Records to process -
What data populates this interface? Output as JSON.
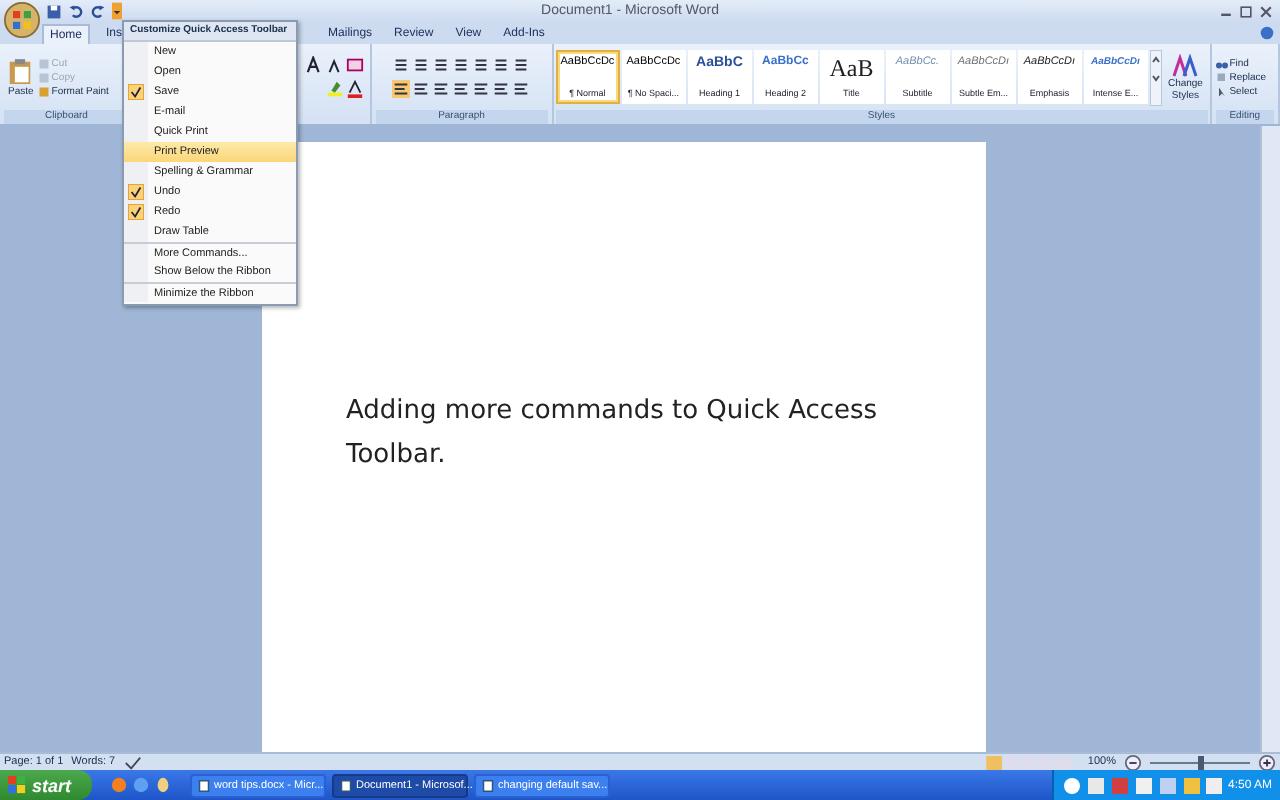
{
  "window": {
    "title": "Document1 - Microsoft Word"
  },
  "tabs": [
    {
      "label": "Home",
      "selected": true
    },
    {
      "label": "Ins",
      "selected": false
    },
    {
      "label": "Mailings",
      "selected": false
    },
    {
      "label": "Review",
      "selected": false
    },
    {
      "label": "View",
      "selected": false
    },
    {
      "label": "Add-Ins",
      "selected": false
    }
  ],
  "ribbon": {
    "clipboard": {
      "label": "Clipboard",
      "paste": "Paste",
      "items": [
        {
          "label": "Cut",
          "disabled": true
        },
        {
          "label": "Copy",
          "disabled": true
        },
        {
          "label": "Format Paint",
          "disabled": false
        }
      ]
    },
    "paragraph": {
      "label": "Paragraph"
    },
    "styles": {
      "label": "Styles",
      "change_styles": "Change Styles",
      "items": [
        {
          "preview": "AaBbCcDc",
          "label": "¶ Normal",
          "kind": "normal",
          "selected": true
        },
        {
          "preview": "AaBbCcDc",
          "label": "¶ No Spaci...",
          "kind": "normal",
          "selected": false
        },
        {
          "preview": "AaBbC",
          "label": "Heading 1",
          "kind": "heading1",
          "selected": false
        },
        {
          "preview": "AaBbCc",
          "label": "Heading 2",
          "kind": "heading2",
          "selected": false
        },
        {
          "preview": "AaB",
          "label": "Title",
          "kind": "title",
          "selected": false
        },
        {
          "preview": "AaBbCc.",
          "label": "Subtitle",
          "kind": "subtitle",
          "selected": false
        },
        {
          "preview": "AaBbCcDı",
          "label": "Subtle Em...",
          "kind": "subtle",
          "selected": false
        },
        {
          "preview": "AaBbCcDı",
          "label": "Emphasis",
          "kind": "emphasis",
          "selected": false
        },
        {
          "preview": "AaBbCcDı",
          "label": "Intense E...",
          "kind": "intense",
          "selected": false
        }
      ]
    },
    "editing": {
      "label": "Editing",
      "find": "Find",
      "replace": "Replace",
      "select": "Select"
    }
  },
  "qat_menu": {
    "title": "Customize Quick Access Toolbar",
    "items": [
      {
        "label": "New",
        "checked": false,
        "selected": false,
        "divider_above": false
      },
      {
        "label": "Open",
        "checked": false,
        "selected": false,
        "divider_above": false
      },
      {
        "label": "Save",
        "checked": true,
        "selected": false,
        "divider_above": false
      },
      {
        "label": "E-mail",
        "checked": false,
        "selected": false,
        "divider_above": false
      },
      {
        "label": "Quick Print",
        "checked": false,
        "selected": false,
        "divider_above": false
      },
      {
        "label": "Print Preview",
        "checked": false,
        "selected": true,
        "divider_above": false
      },
      {
        "label": "Spelling & Grammar",
        "checked": false,
        "selected": false,
        "divider_above": false
      },
      {
        "label": "Undo",
        "checked": true,
        "selected": false,
        "divider_above": false
      },
      {
        "label": "Redo",
        "checked": true,
        "selected": false,
        "divider_above": false
      },
      {
        "label": "Draw Table",
        "checked": false,
        "selected": false,
        "divider_above": false
      },
      {
        "label": "More Commands...",
        "checked": false,
        "selected": false,
        "divider_above": true
      },
      {
        "label": "Show Below the Ribbon",
        "checked": false,
        "selected": false,
        "divider_above": false
      },
      {
        "label": "Minimize the Ribbon",
        "checked": false,
        "selected": false,
        "divider_above": true
      }
    ]
  },
  "document": {
    "text": "Adding more commands to Quick Access Toolbar."
  },
  "status_bar": {
    "page": "Page: 1 of 1",
    "words": "Words: 7",
    "zoom": "100%",
    "zoom_slider": {
      "level": 0.5
    }
  },
  "taskbar": {
    "start": "start",
    "tasks": [
      {
        "label": "word tips.docx - Micr...",
        "selected": false
      },
      {
        "label": "Document1 - Microsof...",
        "selected": true
      },
      {
        "label": "changing default sav...",
        "selected": false
      }
    ],
    "clock": "4:50 AM"
  }
}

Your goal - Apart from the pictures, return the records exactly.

Solution to the exercise -
What data populates this interface? Output as JSON.
{
  "window": {
    "title": "Document1 - Microsoft Word"
  },
  "tabs": [
    {
      "label": "Home",
      "selected": true
    },
    {
      "label": "Ins",
      "selected": false
    },
    {
      "label": "Mailings",
      "selected": false
    },
    {
      "label": "Review",
      "selected": false
    },
    {
      "label": "View",
      "selected": false
    },
    {
      "label": "Add-Ins",
      "selected": false
    }
  ],
  "ribbon": {
    "clipboard": {
      "label": "Clipboard",
      "paste": "Paste",
      "items": [
        {
          "label": "Cut",
          "disabled": true
        },
        {
          "label": "Copy",
          "disabled": true
        },
        {
          "label": "Format Paint",
          "disabled": false
        }
      ]
    },
    "paragraph": {
      "label": "Paragraph"
    },
    "styles": {
      "label": "Styles",
      "change_styles": "Change Styles",
      "items": [
        {
          "preview": "AaBbCcDc",
          "label": "¶ Normal",
          "kind": "normal",
          "selected": true
        },
        {
          "preview": "AaBbCcDc",
          "label": "¶ No Spaci...",
          "kind": "normal",
          "selected": false
        },
        {
          "preview": "AaBbC",
          "label": "Heading 1",
          "kind": "heading1",
          "selected": false
        },
        {
          "preview": "AaBbCc",
          "label": "Heading 2",
          "kind": "heading2",
          "selected": false
        },
        {
          "preview": "AaB",
          "label": "Title",
          "kind": "title",
          "selected": false
        },
        {
          "preview": "AaBbCc.",
          "label": "Subtitle",
          "kind": "subtitle",
          "selected": false
        },
        {
          "preview": "AaBbCcDı",
          "label": "Subtle Em...",
          "kind": "subtle",
          "selected": false
        },
        {
          "preview": "AaBbCcDı",
          "label": "Emphasis",
          "kind": "emphasis",
          "selected": false
        },
        {
          "preview": "AaBbCcDı",
          "label": "Intense E...",
          "kind": "intense",
          "selected": false
        }
      ]
    },
    "editing": {
      "label": "Editing",
      "find": "Find",
      "replace": "Replace",
      "select": "Select"
    }
  },
  "qat_menu": {
    "title": "Customize Quick Access Toolbar",
    "items": [
      {
        "label": "New",
        "checked": false,
        "selected": false,
        "divider_above": false
      },
      {
        "label": "Open",
        "checked": false,
        "selected": false,
        "divider_above": false
      },
      {
        "label": "Save",
        "checked": true,
        "selected": false,
        "divider_above": false
      },
      {
        "label": "E-mail",
        "checked": false,
        "selected": false,
        "divider_above": false
      },
      {
        "label": "Quick Print",
        "checked": false,
        "selected": false,
        "divider_above": false
      },
      {
        "label": "Print Preview",
        "checked": false,
        "selected": true,
        "divider_above": false
      },
      {
        "label": "Spelling & Grammar",
        "checked": false,
        "selected": false,
        "divider_above": false
      },
      {
        "label": "Undo",
        "checked": true,
        "selected": false,
        "divider_above": false
      },
      {
        "label": "Redo",
        "checked": true,
        "selected": false,
        "divider_above": false
      },
      {
        "label": "Draw Table",
        "checked": false,
        "selected": false,
        "divider_above": false
      },
      {
        "label": "More Commands...",
        "checked": false,
        "selected": false,
        "divider_above": true
      },
      {
        "label": "Show Below the Ribbon",
        "checked": false,
        "selected": false,
        "divider_above": false
      },
      {
        "label": "Minimize the Ribbon",
        "checked": false,
        "selected": false,
        "divider_above": true
      }
    ]
  },
  "document": {
    "text": "Adding more commands to Quick Access Toolbar."
  },
  "status_bar": {
    "page": "Page: 1 of 1",
    "words": "Words: 7",
    "zoom": "100%",
    "zoom_slider": {
      "level": 0.5
    }
  },
  "taskbar": {
    "start": "start",
    "tasks": [
      {
        "label": "word tips.docx - Micr...",
        "selected": false
      },
      {
        "label": "Document1 - Microsof...",
        "selected": true
      },
      {
        "label": "changing default sav...",
        "selected": false
      }
    ],
    "clock": "4:50 AM"
  }
}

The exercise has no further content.